The experimental approach in scientific inquiry is commonly traced to Galileo Galilei, who pioneered the use of quantitative experiments to test his theories of falling bodies. (1) Extrapolating his experimental results to the heavenly bodies, he pronounced that the services of angels were not necessary to keep the planets moving, enraging the Church and disciples of Aristotle alike. For his efforts, Galileo is now viewed as the Father of Modern Science. Since the Renaissance, fundamental advances making use of the experimental method in the physical and biological sciences have been fast and furious. (2) Within economics, the use of controlled experiments has steadily increased, fueled by the exploration of important economic phenomena in the laboratory more than one half century ago.
Although laboratory experiments have dominated the experimental landscape in economics, the past decade has witnessed a significant surge in studies that gather data via field experiments. In economics, field experiments occupy an important middle ground between laboratory experiments and studies that use naturally occurring field data. (3) This is convenient because, on the one hand, economic theory is inspired by behavior in the field, so we would like to know if results from the laboratory domain are transferable to field environments. Alternatively, because it is sometimes necessary to invoke strict assumptions to achieve identification using naturally occurring data, we wonder whether similar causal effects can be found in studies that have different identification assumptions.

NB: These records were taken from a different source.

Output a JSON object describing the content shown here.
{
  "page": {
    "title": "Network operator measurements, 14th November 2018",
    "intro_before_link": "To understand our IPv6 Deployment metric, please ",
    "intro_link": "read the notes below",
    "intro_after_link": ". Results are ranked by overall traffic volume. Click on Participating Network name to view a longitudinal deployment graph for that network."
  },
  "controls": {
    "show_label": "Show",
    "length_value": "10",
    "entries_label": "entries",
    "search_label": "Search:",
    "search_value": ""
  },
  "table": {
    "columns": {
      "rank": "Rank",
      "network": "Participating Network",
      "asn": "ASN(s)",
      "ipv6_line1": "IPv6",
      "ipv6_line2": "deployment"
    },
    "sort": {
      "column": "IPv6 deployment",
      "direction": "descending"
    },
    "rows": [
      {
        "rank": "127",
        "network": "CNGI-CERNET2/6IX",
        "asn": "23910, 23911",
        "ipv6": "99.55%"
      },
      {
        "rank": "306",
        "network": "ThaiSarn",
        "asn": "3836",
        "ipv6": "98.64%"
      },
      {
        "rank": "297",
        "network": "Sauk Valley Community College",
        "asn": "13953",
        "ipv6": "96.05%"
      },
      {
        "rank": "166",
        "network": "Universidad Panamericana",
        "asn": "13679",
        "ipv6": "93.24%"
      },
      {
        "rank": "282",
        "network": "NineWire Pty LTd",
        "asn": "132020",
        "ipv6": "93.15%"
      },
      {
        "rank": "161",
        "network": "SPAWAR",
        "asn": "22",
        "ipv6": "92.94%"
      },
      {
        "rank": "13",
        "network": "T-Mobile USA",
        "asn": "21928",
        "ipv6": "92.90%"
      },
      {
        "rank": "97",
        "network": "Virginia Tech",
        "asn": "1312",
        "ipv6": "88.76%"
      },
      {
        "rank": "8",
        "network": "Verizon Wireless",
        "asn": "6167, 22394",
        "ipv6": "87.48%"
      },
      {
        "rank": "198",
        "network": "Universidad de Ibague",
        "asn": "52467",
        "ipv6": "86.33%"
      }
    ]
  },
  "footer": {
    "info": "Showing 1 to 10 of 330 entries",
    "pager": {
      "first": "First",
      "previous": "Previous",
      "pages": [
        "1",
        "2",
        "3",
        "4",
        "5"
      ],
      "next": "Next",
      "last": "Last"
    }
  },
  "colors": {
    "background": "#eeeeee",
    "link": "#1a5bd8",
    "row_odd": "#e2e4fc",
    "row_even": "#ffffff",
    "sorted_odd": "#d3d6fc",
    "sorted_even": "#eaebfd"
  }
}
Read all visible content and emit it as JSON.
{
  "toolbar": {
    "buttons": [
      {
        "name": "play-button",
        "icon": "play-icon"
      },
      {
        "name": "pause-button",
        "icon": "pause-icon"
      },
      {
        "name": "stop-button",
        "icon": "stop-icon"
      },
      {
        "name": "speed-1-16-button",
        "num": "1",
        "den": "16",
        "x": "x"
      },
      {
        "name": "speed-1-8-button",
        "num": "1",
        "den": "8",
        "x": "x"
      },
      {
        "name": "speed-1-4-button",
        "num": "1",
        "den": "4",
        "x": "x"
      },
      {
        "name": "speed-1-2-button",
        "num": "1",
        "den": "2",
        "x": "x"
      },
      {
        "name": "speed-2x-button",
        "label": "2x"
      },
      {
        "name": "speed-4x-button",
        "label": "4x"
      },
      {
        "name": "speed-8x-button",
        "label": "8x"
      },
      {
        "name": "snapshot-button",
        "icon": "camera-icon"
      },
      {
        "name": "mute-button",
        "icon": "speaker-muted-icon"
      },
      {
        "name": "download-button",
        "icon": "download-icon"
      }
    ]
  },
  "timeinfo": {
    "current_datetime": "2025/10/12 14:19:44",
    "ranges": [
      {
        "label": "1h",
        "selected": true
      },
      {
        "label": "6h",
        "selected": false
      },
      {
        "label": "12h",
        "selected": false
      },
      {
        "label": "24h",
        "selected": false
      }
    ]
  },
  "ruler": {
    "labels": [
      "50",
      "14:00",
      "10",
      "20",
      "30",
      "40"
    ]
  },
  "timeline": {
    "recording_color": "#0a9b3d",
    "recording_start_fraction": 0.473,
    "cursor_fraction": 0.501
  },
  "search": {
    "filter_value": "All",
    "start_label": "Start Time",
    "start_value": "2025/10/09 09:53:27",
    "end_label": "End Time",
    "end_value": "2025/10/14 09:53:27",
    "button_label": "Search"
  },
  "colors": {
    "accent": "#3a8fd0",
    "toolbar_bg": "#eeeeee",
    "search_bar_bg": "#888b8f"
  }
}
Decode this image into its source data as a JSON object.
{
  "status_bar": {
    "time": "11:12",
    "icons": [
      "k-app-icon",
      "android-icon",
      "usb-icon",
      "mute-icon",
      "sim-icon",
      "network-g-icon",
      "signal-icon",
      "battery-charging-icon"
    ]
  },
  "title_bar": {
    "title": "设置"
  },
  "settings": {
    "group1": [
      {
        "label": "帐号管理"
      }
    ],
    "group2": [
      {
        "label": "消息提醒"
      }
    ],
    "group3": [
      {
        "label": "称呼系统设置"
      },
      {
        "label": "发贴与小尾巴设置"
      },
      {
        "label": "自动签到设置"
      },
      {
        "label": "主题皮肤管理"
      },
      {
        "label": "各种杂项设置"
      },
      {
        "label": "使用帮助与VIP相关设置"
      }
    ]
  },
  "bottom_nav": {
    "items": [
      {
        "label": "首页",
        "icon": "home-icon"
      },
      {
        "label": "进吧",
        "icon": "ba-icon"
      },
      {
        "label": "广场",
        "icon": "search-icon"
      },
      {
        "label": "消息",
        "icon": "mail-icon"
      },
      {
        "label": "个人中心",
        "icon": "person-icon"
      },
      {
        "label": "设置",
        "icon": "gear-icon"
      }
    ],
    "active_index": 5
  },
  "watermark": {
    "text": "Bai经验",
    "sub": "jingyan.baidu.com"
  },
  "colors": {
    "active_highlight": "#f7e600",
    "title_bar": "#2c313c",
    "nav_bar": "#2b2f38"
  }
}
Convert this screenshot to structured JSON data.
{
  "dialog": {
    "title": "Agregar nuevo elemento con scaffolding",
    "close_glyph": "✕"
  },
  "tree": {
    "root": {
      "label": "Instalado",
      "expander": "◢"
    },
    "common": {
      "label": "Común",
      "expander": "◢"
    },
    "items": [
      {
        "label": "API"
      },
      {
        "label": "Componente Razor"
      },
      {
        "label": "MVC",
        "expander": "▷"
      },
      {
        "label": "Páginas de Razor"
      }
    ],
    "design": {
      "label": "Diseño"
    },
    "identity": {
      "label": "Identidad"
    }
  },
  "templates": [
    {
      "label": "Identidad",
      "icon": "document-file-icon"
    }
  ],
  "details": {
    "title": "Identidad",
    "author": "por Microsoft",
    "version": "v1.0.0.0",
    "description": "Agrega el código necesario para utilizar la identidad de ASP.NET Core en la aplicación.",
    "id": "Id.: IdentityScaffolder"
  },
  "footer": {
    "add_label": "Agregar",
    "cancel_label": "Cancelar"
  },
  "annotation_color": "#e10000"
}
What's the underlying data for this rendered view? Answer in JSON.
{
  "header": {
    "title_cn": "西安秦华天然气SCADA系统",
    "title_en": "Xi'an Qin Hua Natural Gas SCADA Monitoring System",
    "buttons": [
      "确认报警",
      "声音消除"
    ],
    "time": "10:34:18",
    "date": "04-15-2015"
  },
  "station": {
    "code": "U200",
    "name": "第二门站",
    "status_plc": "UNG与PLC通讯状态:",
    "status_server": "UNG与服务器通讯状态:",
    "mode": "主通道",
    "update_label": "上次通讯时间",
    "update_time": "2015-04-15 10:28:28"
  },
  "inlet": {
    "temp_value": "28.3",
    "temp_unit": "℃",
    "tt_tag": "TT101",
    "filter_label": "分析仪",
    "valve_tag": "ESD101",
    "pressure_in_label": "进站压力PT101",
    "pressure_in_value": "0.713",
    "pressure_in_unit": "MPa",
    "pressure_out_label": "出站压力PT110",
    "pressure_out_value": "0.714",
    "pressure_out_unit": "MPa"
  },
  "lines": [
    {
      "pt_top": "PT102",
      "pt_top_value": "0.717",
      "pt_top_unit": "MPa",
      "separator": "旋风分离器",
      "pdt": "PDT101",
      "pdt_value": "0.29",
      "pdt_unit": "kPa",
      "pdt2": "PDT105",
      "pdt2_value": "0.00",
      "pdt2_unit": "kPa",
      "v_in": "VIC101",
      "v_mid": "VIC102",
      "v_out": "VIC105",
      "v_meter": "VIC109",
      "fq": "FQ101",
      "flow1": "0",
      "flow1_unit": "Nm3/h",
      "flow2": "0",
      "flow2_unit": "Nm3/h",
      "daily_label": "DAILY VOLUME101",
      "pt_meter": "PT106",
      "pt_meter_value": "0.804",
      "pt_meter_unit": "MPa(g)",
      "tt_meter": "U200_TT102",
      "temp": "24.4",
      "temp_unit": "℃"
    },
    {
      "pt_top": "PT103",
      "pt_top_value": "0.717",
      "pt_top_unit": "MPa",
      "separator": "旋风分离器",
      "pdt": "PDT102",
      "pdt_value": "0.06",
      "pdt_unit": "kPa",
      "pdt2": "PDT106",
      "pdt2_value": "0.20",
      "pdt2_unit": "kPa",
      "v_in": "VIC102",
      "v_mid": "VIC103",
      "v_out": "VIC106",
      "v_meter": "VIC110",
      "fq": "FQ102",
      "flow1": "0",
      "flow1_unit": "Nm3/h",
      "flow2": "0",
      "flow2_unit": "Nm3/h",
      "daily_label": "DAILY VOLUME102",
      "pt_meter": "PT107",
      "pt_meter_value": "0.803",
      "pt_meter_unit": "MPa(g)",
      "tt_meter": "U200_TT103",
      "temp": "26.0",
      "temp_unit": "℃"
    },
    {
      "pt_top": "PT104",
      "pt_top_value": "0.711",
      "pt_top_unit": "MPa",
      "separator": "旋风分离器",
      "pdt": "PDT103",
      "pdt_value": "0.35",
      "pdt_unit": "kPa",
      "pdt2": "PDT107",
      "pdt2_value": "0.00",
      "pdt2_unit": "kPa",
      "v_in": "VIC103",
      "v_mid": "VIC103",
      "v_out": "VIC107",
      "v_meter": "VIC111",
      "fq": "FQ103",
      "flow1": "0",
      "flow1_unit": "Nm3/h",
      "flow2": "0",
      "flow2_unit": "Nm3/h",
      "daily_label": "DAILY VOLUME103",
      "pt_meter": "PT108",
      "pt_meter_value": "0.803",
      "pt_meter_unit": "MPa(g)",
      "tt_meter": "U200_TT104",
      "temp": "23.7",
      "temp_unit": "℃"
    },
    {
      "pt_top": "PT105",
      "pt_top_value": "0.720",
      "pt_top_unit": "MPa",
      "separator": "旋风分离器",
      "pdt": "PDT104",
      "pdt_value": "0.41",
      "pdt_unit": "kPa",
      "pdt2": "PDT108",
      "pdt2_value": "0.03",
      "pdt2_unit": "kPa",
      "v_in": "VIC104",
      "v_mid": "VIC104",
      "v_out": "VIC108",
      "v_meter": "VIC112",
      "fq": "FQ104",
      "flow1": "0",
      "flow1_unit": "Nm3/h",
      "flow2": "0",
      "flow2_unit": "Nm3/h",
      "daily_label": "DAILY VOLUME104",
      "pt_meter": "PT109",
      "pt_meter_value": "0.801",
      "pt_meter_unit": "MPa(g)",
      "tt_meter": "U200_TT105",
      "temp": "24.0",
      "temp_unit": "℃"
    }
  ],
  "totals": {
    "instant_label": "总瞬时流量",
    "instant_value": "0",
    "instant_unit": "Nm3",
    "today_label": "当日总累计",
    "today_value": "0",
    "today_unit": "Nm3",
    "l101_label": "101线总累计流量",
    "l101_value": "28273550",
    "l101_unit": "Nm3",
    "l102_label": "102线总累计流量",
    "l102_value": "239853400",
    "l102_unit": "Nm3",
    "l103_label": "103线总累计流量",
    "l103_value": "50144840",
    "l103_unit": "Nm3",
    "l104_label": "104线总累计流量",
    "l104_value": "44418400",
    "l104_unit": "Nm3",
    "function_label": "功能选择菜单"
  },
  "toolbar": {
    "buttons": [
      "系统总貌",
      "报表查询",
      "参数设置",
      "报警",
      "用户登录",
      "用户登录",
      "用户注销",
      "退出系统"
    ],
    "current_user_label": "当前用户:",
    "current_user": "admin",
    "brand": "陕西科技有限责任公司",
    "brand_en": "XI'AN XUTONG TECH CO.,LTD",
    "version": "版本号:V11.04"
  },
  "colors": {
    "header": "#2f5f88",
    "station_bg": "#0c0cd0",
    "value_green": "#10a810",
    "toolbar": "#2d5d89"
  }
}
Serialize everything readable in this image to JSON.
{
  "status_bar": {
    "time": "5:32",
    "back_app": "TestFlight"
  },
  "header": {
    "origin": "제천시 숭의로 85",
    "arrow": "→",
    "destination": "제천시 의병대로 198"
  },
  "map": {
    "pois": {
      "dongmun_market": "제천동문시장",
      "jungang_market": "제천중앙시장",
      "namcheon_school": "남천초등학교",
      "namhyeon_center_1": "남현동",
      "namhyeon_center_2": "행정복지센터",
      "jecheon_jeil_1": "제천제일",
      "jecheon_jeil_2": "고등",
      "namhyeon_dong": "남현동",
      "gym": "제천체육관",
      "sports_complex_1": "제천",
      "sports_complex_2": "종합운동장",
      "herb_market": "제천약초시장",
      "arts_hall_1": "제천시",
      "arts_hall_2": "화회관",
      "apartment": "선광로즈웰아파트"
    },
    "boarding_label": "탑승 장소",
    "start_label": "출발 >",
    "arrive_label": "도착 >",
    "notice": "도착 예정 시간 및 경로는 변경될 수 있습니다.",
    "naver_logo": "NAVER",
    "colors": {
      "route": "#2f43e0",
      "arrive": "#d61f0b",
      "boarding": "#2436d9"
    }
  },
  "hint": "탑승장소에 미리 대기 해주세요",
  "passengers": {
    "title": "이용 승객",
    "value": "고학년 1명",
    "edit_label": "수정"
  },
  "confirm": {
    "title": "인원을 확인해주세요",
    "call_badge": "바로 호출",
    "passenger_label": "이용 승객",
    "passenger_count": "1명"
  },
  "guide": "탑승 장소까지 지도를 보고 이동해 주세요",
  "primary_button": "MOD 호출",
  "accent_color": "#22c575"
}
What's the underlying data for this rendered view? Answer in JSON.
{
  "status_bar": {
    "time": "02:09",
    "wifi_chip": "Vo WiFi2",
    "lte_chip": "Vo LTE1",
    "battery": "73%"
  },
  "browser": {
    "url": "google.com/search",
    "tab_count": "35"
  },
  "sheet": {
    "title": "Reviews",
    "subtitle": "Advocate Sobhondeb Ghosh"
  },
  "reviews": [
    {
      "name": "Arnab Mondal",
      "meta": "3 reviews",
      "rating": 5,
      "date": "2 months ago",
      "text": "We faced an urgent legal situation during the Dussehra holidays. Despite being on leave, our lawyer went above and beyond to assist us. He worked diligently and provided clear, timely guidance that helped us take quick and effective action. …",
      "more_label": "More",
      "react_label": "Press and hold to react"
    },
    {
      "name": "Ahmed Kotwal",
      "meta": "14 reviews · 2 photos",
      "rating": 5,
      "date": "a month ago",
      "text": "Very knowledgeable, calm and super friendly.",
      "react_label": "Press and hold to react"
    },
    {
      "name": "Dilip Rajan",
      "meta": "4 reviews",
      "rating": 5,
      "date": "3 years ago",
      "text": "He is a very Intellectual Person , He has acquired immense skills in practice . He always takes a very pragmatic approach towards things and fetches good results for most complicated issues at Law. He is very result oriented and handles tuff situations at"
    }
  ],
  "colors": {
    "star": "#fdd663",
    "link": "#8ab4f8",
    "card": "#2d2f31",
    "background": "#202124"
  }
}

Field experiments can play an important role in the discovery process by allowing us to tackle questions that are quite difficult to answer without use of randomization in a field setting. They also can serve an important complementary role--similar to the spirit in which astronomy draws on the insights from particle physics and classical mechanics to make sharper insights, field experiments can supplement insights gained from lab and naturally occurring data. To date, field experiments have shed insights on areas as diverse as tests of auction theory, tests of the theory of private provision of public goods, tests that pit neoclassical theory and prospect theory, tests that explore issues in cost/benefit analysis and preference elicitation, tests that explore competitive market theory in the field, tests of alternative incentive schemes in developing nations, and tests of information assimilation among professional financial traders. (4)
In the remainder of this research summary, I will summarize field experiments within the realm of the economics of charity, with an emphasis on my work, completed with several colleagues.
The charitable marketplace represents an interesting set of actors, which might be usefully parsed into three distinct types. (5) First, is the Government, which decides on tax treatment of contributions and the level of grants to charities. This insightful literature includes studies that explore crowding out, and studies that measure responsiveness of giving to price changes. (6) Second are the donors, who provide the resources to produce public goods. The final set of actors is the charitable organizations, which develop strategies to attract resources to produce public goods. The economic interplay of these three actor types represents a vibrant area of research.
My own research has focused on studying the relationship between...